There was a small gathering of local students the other day in Gandhiji's camp at Beliaghata. Gandhiji first asked them if any of them had taken part in the riots, to which they replied in the negative. Whatever they had done was in self-defence; hence it was no part of the riot.
This gave Gandhiji an opportunity of speaking on some of the vital
problems connected with non-violence. He said that mankind had all
along tried to justify violence and war in terms of unavoidable
self-defence. It was a simple rule that the violence of the
aggressor could only be defeated by superior violence of the
defender. All over the world, men had thus been caught in a mad race
for armaments, and no one yet knew at what point of time the world
would be really safe enough for turning the sword into the plough.
Mankind, he stated, had not yet mastered the true art of self-defence.
But great teachers, who had practised what they preached, had
successfully shown that true defence lay along the path of
non-retaliation. It might sound paradoxical; but this is what he
meant. Violence always thrived on counter-violence. The aggressor
had always a purpose behind his attack; he wanted something to be
done, some object to be surrendered by the defender. Now, if the
defender steeled his heart and was determined not to surrender even
one inch, and at the same time to resist the temptation of matching
the violence of the aggressor by violence, the latter could be made
to realize in -a short while that it would not be paying to punish
the other party and his will could not be imposed in that way. This
would involve suffering. It was this unalloyed self-suffering which
was the truest form of self-defence-which knew no surrender.
Someone might ask that if through such non-resistance the defender
was likely to lose his life, how could it be called self-defence?
Jesus lost his life on the Cross and the Roman Pilate won. Gandhiji
did not agree. Jesus had won, as the world's history had abundantly
shown. What did it matter if the body was dissolved in the process,

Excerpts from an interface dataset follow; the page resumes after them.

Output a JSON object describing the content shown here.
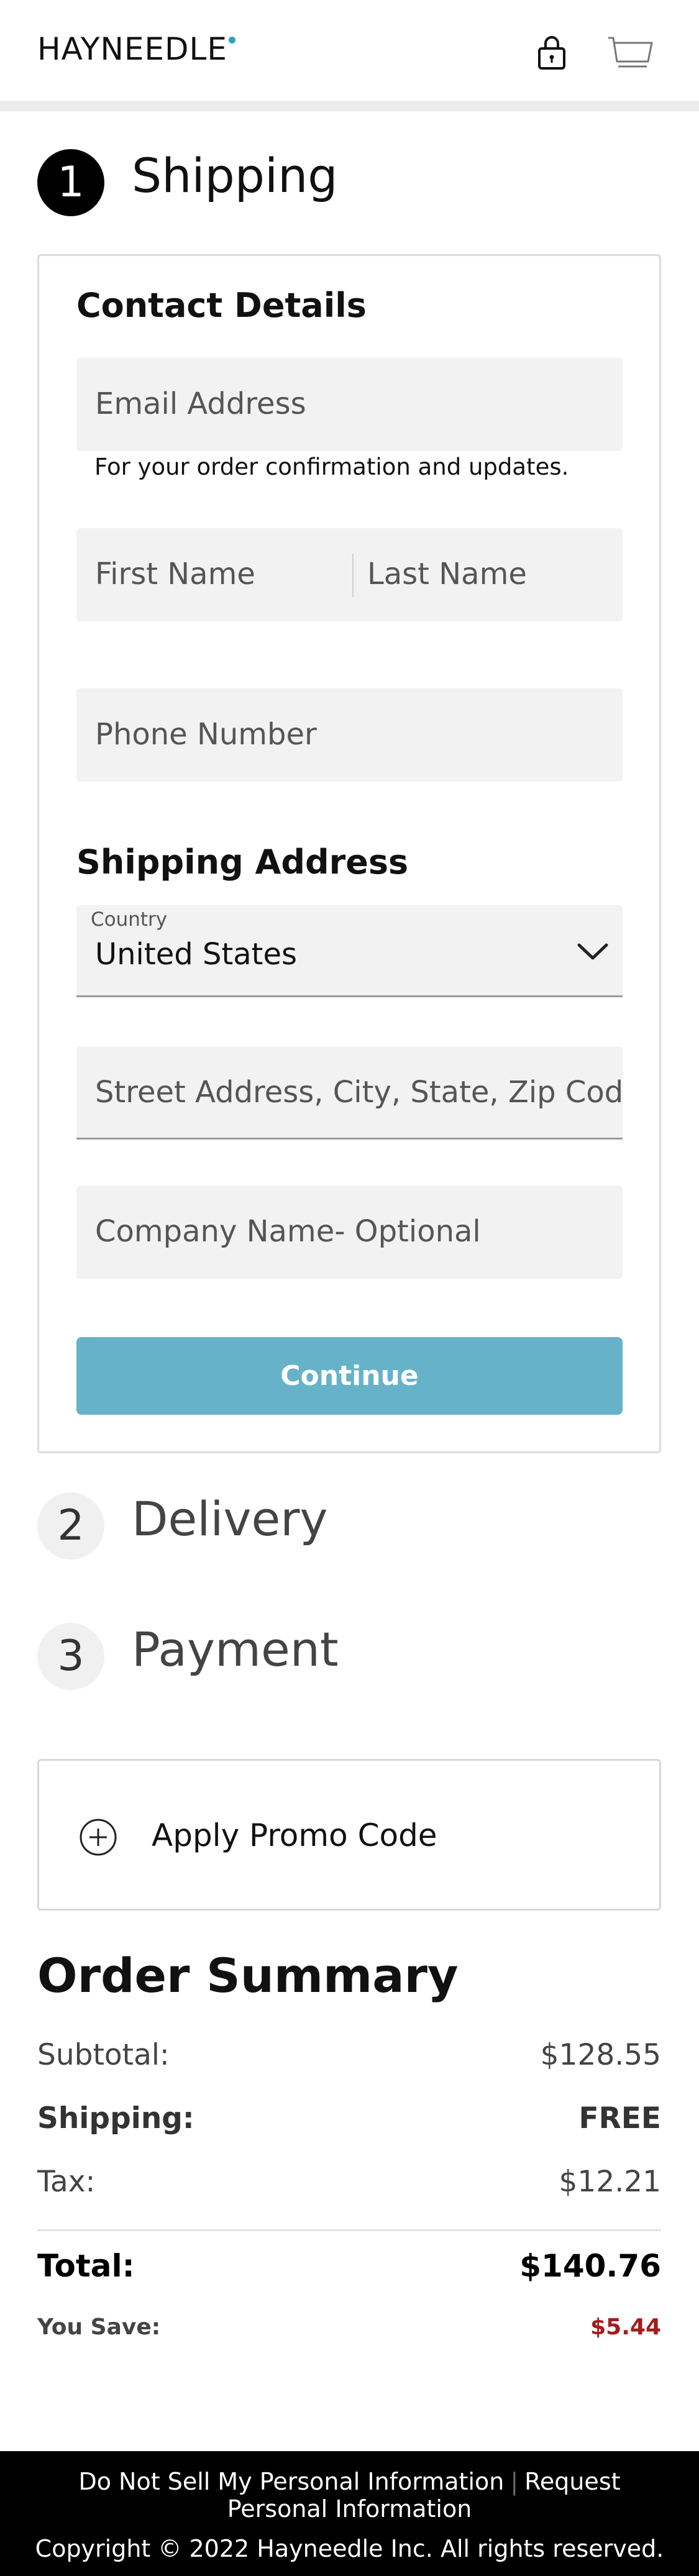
{
  "header": {
    "logo_text": "HAYNEEDLE",
    "accent_color": "#2aa3c9",
    "icons": [
      "lock-icon",
      "cart-icon"
    ]
  },
  "steps": [
    {
      "number": "1",
      "title": "Shipping",
      "active": true
    },
    {
      "number": "2",
      "title": "Delivery",
      "active": false
    },
    {
      "number": "3",
      "title": "Payment",
      "active": false
    }
  ],
  "contact": {
    "heading": "Contact Details",
    "email_placeholder": "Email Address",
    "email_hint": "For your order confirmation and updates.",
    "first_name_placeholder": "First Name",
    "last_name_placeholder": "Last Name",
    "phone_placeholder": "Phone Number"
  },
  "shipping_address": {
    "heading": "Shipping Address",
    "country_label": "Country",
    "country_value": "United States",
    "street_placeholder": "Street Address, City, State, Zip Cod",
    "company_placeholder": "Company Name- Optional"
  },
  "continue_label": "Continue",
  "continue_color": "#66b2c9",
  "promo": {
    "label": "Apply Promo Code"
  },
  "summary": {
    "title": "Order Summary",
    "subtotal_label": "Subtotal:",
    "subtotal_value": "$128.55",
    "shipping_label": "Shipping:",
    "shipping_value": "FREE",
    "tax_label": "Tax:",
    "tax_value": "$12.21",
    "total_label": "Total:",
    "total_value": "$140.76",
    "save_label": "You Save:",
    "save_value": "$5.44",
    "save_color": "#a51c1c"
  },
  "footer": {
    "link_do_not_sell": "Do Not Sell My Personal Information",
    "link_request": "Request Personal Information",
    "copyright": "Copyright © 2022 Hayneedle Inc. All rights reserved."
  }
}
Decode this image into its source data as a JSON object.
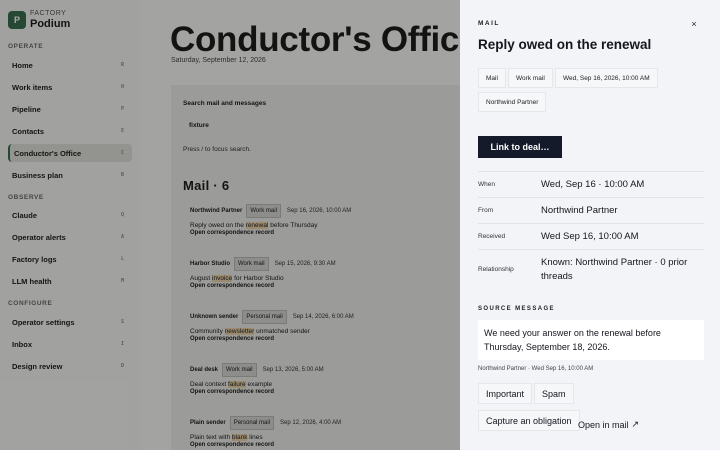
{
  "sidebar": {
    "brand_kicker": "FACTORY",
    "brand_name": "Podium",
    "brand_initial": "P",
    "sections": {
      "operate": "OPERATE",
      "observe": "OBSERVE",
      "configure": "CONFIGURE"
    },
    "items": [
      {
        "label": "Home",
        "key": "R"
      },
      {
        "label": "Work items",
        "key": "H"
      },
      {
        "label": "Pipeline",
        "key": "P"
      },
      {
        "label": "Contacts",
        "key": "E"
      },
      {
        "label": "Conductor's Office",
        "key": "C"
      },
      {
        "label": "Business plan",
        "key": "B"
      },
      {
        "label": "Claude",
        "key": "Q"
      },
      {
        "label": "Operator alerts",
        "key": "A"
      },
      {
        "label": "Factory logs",
        "key": "L"
      },
      {
        "label": "LLM health",
        "key": "M"
      },
      {
        "label": "Operator settings",
        "key": "S"
      },
      {
        "label": "Inbox",
        "key": "I"
      },
      {
        "label": "Design review",
        "key": "D"
      }
    ]
  },
  "main": {
    "title": "Conductor's Office",
    "date": "Saturday, September 12, 2026",
    "search": {
      "title": "Search mail and messages",
      "value": "fixture",
      "hint": "Press / to focus search."
    },
    "mail_heading": "Mail · 6",
    "mail_items": [
      {
        "sender": "Northwind Partner",
        "tag": "Work mail",
        "date": "Sep 16, 2026, 10:00 AM",
        "subject_pre": "Reply owed on the ",
        "subject_hl": "renewal",
        "subject_post": " before Thursday",
        "open": "Open correspondence record"
      },
      {
        "sender": "Harbor Studio",
        "tag": "Work mail",
        "date": "Sep 15, 2026, 9:30 AM",
        "subject_pre": "August ",
        "subject_hl": "invoice",
        "subject_post": " for Harbor Studio",
        "open": "Open correspondence record"
      },
      {
        "sender": "Unknown sender",
        "tag": "Personal mail",
        "date": "Sep 14, 2026, 6:00 AM",
        "subject_pre": "Community ",
        "subject_hl": "newsletter",
        "subject_post": " unmatched sender",
        "open": "Open correspondence record"
      },
      {
        "sender": "Deal desk",
        "tag": "Work mail",
        "date": "Sep 13, 2026, 5:00 AM",
        "subject_pre": "Deal context ",
        "subject_hl": "failure",
        "subject_post": " example",
        "open": "Open correspondence record"
      },
      {
        "sender": "Plain sender",
        "tag": "Personal mail",
        "date": "Sep 12, 2026, 4:00 AM",
        "subject_pre": "Plain text with ",
        "subject_hl": "blank",
        "subject_post": " lines",
        "open": "Open correspondence record"
      }
    ]
  },
  "drawer": {
    "kicker": "MAIL",
    "close": "×",
    "title": "Reply owed on the renewal",
    "chips": [
      "Mail",
      "Work mail",
      "Wed, Sep 16, 2026, 10:00 AM",
      "Northwind Partner"
    ],
    "link_deal": "Link to deal…",
    "fields": [
      {
        "label": "When",
        "value": "Wed, Sep 16 · 10:00 AM"
      },
      {
        "label": "From",
        "value": "Northwind Partner"
      },
      {
        "label": "Received",
        "value": "Wed Sep 16, 10:00 AM"
      },
      {
        "label": "Relationship",
        "value": "Known: Northwind Partner · 0 prior threads"
      }
    ],
    "source_label": "SOURCE MESSAGE",
    "source_text": "We need your answer on the renewal before Thursday, September 18, 2026.",
    "source_meta": "Northwind Partner · Wed Sep 16, 10:00 AM",
    "actions": {
      "important": "Important",
      "spam": "Spam",
      "capture": "Capture an obligation",
      "open_in_mail": "Open in mail",
      "open_arrow": "↗"
    }
  },
  "colors": {
    "brand": "#3b6b4f",
    "primary_button": "#141a2a",
    "highlight": "#e7cfa5"
  }
}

so long as by the Christ's act of non-resistance, the forces of good
were released in society?
This art of true self-defence by means of which man gained his life
by losing it, had been mastered and exemplified in the history of
individuals. The method had not been perfected for application by
large masses of mankind. India's Satyagraha was a very imperfect
experiment in that direction. Hence, during the Hindu-Muslim quarrel
it proved a failure on the whole.
Two or three days ago, before this meeting with the students,
Gandhiji unburdened his heart in this respect to Professor Stuart
Nelson, who had come to see him before he left for his college in
America. Professor Nelson asked him why it was that Indians, who had
more or less successfully gained independence through peaceful
means, were now unable to check the tide of civil war through the
same means? Gandhiji replied that it was indeed a searching question
which he must answer. He confessed that it had become clear to him
that what he had mistaken for Satyagraha was not Satyagraha but
passive resistance — a weapon of the weak. Indians harboured
ill-will and anger against their erstwhile rulers, while they
pretended to resist them non-violently. Their resistance was,
therefore, inspired by violence and not by regard for the man in the
British, whom they should convert through Satyagraha.
Now that the British were voluntarily quitting India, apparent
non-violence had gone to pieces in a moment. The attitude of
violence which we had secretly harboured, in spite of the restraint
imposed by the Indian National Congress, now recoiled upon us and
made us fly at each other's throats when the question of the
distribution of power came up. If India could now discover a way of
sublimating the force of violence which had taken a communal turn,
and turning it into constructive, peaceful ways, whereby differences
of interests could be liquidated, it would be a great day indeed.
Gandhiji then proceeded to say that it was indeed true that many
English friends had warned him that the so-called, non-violent
non-co-operation of India was not really non-violent. It was the
passivity of the weak and not the non-violence of the stout in heart
who would never surrender their sense of human unity and brotherhood
even in the midst of conflict of interests, who would ever try to
convert and not coerce their adversary.
Gandhiji proceeded to say that this was indeed true. He had all
along laboured under an illusion. But he was never sorry for it. He
realized that if his vision were not covered by that illusion, India
would never have reached the point which it had today.
India was now free, and the reality was now clearly revealed to him.
Now that the burden of subjection had been lifted, all the forces of
good had to be marshalled in one great effort to build a country
which forsook the accustomed method of violence in order to settle
human conflicts whether it was between two States or between two
sections of the same people. He had yet the faith that India would
rise to the occasion and prove to the world that the birth of two
new States would be, not a menace, but a blessing to the rest of
mankind. It was the duty of Free India to perfect the instrument of
non-violence for dissolving collective conflicts, if its freedom was
going to be really worthwhile.